-------- Exercise inputs

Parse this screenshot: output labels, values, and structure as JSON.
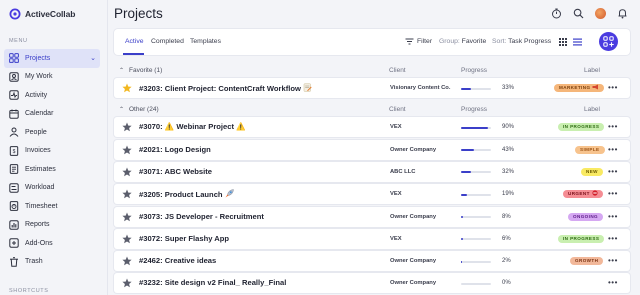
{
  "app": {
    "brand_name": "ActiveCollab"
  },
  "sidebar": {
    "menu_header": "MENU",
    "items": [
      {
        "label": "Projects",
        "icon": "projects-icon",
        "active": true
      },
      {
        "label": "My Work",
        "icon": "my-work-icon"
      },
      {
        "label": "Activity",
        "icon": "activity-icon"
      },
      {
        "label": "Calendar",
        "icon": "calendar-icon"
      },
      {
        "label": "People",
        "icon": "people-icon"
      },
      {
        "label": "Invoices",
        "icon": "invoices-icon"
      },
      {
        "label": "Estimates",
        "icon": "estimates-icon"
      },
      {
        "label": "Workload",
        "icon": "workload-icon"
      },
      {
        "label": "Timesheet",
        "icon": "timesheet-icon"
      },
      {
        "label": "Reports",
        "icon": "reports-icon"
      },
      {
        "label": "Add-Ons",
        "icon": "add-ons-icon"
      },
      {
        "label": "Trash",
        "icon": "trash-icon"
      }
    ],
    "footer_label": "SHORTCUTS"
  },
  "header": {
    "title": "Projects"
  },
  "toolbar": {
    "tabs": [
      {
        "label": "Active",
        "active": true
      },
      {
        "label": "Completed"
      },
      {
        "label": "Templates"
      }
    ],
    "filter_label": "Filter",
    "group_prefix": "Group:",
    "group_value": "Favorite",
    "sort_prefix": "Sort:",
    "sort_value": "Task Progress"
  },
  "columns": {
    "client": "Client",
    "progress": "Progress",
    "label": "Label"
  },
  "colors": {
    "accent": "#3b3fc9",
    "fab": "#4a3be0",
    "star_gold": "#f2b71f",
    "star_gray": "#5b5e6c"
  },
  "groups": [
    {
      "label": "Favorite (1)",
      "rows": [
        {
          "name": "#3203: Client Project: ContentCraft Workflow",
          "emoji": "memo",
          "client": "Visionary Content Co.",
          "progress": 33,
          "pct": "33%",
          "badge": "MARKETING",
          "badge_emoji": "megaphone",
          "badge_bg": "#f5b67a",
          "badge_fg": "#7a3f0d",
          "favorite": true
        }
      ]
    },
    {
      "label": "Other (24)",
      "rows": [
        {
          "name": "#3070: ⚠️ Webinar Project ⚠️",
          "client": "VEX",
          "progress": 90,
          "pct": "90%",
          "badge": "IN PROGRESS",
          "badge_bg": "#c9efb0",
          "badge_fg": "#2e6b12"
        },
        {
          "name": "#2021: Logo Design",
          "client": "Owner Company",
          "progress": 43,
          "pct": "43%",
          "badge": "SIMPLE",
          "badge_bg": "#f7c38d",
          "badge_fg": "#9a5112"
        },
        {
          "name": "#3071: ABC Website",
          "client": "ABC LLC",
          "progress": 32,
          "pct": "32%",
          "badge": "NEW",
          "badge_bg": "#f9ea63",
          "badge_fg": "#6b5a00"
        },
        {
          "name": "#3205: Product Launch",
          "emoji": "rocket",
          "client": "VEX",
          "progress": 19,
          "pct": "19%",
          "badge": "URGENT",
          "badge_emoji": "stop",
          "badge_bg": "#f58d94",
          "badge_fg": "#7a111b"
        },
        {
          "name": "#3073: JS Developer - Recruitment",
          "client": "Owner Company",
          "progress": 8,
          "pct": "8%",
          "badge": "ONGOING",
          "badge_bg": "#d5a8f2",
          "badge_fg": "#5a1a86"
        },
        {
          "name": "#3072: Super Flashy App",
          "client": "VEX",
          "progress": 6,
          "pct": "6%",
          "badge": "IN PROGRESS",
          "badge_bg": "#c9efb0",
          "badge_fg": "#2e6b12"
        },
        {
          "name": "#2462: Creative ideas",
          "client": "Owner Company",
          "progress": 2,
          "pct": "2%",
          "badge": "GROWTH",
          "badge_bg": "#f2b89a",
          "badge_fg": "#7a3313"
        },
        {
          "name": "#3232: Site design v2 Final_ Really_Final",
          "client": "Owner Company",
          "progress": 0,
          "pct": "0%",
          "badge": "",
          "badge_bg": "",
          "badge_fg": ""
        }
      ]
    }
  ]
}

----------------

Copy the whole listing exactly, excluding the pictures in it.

Parse this screenshot: output labels, values, and structure as JSON.
{
  "app": {
    "brand_name": "ActiveCollab"
  },
  "sidebar": {
    "menu_header": "MENU",
    "items": [
      {
        "label": "Projects",
        "icon": "projects-icon",
        "active": true
      },
      {
        "label": "My Work",
        "icon": "my-work-icon"
      },
      {
        "label": "Activity",
        "icon": "activity-icon"
      },
      {
        "label": "Calendar",
        "icon": "calendar-icon"
      },
      {
        "label": "People",
        "icon": "people-icon"
      },
      {
        "label": "Invoices",
        "icon": "invoices-icon"
      },
      {
        "label": "Estimates",
        "icon": "estimates-icon"
      },
      {
        "label": "Workload",
        "icon": "workload-icon"
      },
      {
        "label": "Timesheet",
        "icon": "timesheet-icon"
      },
      {
        "label": "Reports",
        "icon": "reports-icon"
      },
      {
        "label": "Add-Ons",
        "icon": "add-ons-icon"
      },
      {
        "label": "Trash",
        "icon": "trash-icon"
      }
    ],
    "footer_label": "SHORTCUTS"
  },
  "header": {
    "title": "Projects"
  },
  "toolbar": {
    "tabs": [
      {
        "label": "Active",
        "active": true
      },
      {
        "label": "Completed"
      },
      {
        "label": "Templates"
      }
    ],
    "filter_label": "Filter",
    "group_prefix": "Group:",
    "group_value": "Favorite",
    "sort_prefix": "Sort:",
    "sort_value": "Task Progress"
  },
  "columns": {
    "client": "Client",
    "progress": "Progress",
    "label": "Label"
  },
  "colors": {
    "accent": "#3b3fc9",
    "fab": "#4a3be0",
    "star_gold": "#f2b71f",
    "star_gray": "#5b5e6c"
  },
  "groups": [
    {
      "label": "Favorite (1)",
      "rows": [
        {
          "name": "#3203: Client Project: ContentCraft Workflow",
          "emoji": "memo",
          "client": "Visionary Content Co.",
          "progress": 33,
          "pct": "33%",
          "badge": "MARKETING",
          "badge_emoji": "megaphone",
          "badge_bg": "#f5b67a",
          "badge_fg": "#7a3f0d",
          "favorite": true
        }
      ]
    },
    {
      "label": "Other (24)",
      "rows": [
        {
          "name": "#3070: ⚠️ Webinar Project ⚠️",
          "client": "VEX",
          "progress": 90,
          "pct": "90%",
          "badge": "IN PROGRESS",
          "badge_bg": "#c9efb0",
          "badge_fg": "#2e6b12"
        },
        {
          "name": "#2021: Logo Design",
          "client": "Owner Company",
          "progress": 43,
          "pct": "43%",
          "badge": "SIMPLE",
          "badge_bg": "#f7c38d",
          "badge_fg": "#9a5112"
        },
        {
          "name": "#3071: ABC Website",
          "client": "ABC LLC",
          "progress": 32,
          "pct": "32%",
          "badge": "NEW",
          "badge_bg": "#f9ea63",
          "badge_fg": "#6b5a00"
        },
        {
          "name": "#3205: Product Launch",
          "emoji": "rocket",
          "client": "VEX",
          "progress": 19,
          "pct": "19%",
          "badge": "URGENT",
          "badge_emoji": "stop",
          "badge_bg": "#f58d94",
          "badge_fg": "#7a111b"
        },
        {
          "name": "#3073: JS Developer - Recruitment",
          "client": "Owner Company",
          "progress": 8,
          "pct": "8%",
          "badge": "ONGOING",
          "badge_bg": "#d5a8f2",
          "badge_fg": "#5a1a86"
        },
        {
          "name": "#3072: Super Flashy App",
          "client": "VEX",
          "progress": 6,
          "pct": "6%",
          "badge": "IN PROGRESS",
          "badge_bg": "#c9efb0",
          "badge_fg": "#2e6b12"
        },
        {
          "name": "#2462: Creative ideas",
          "client": "Owner Company",
          "progress": 2,
          "pct": "2%",
          "badge": "GROWTH",
          "badge_bg": "#f2b89a",
          "badge_fg": "#7a3313"
        },
        {
          "name": "#3232: Site design v2 Final_ Really_Final",
          "client": "Owner Company",
          "progress": 0,
          "pct": "0%",
          "badge": "",
          "badge_bg": "",
          "badge_fg": ""
        }
      ]
    }
  ]
}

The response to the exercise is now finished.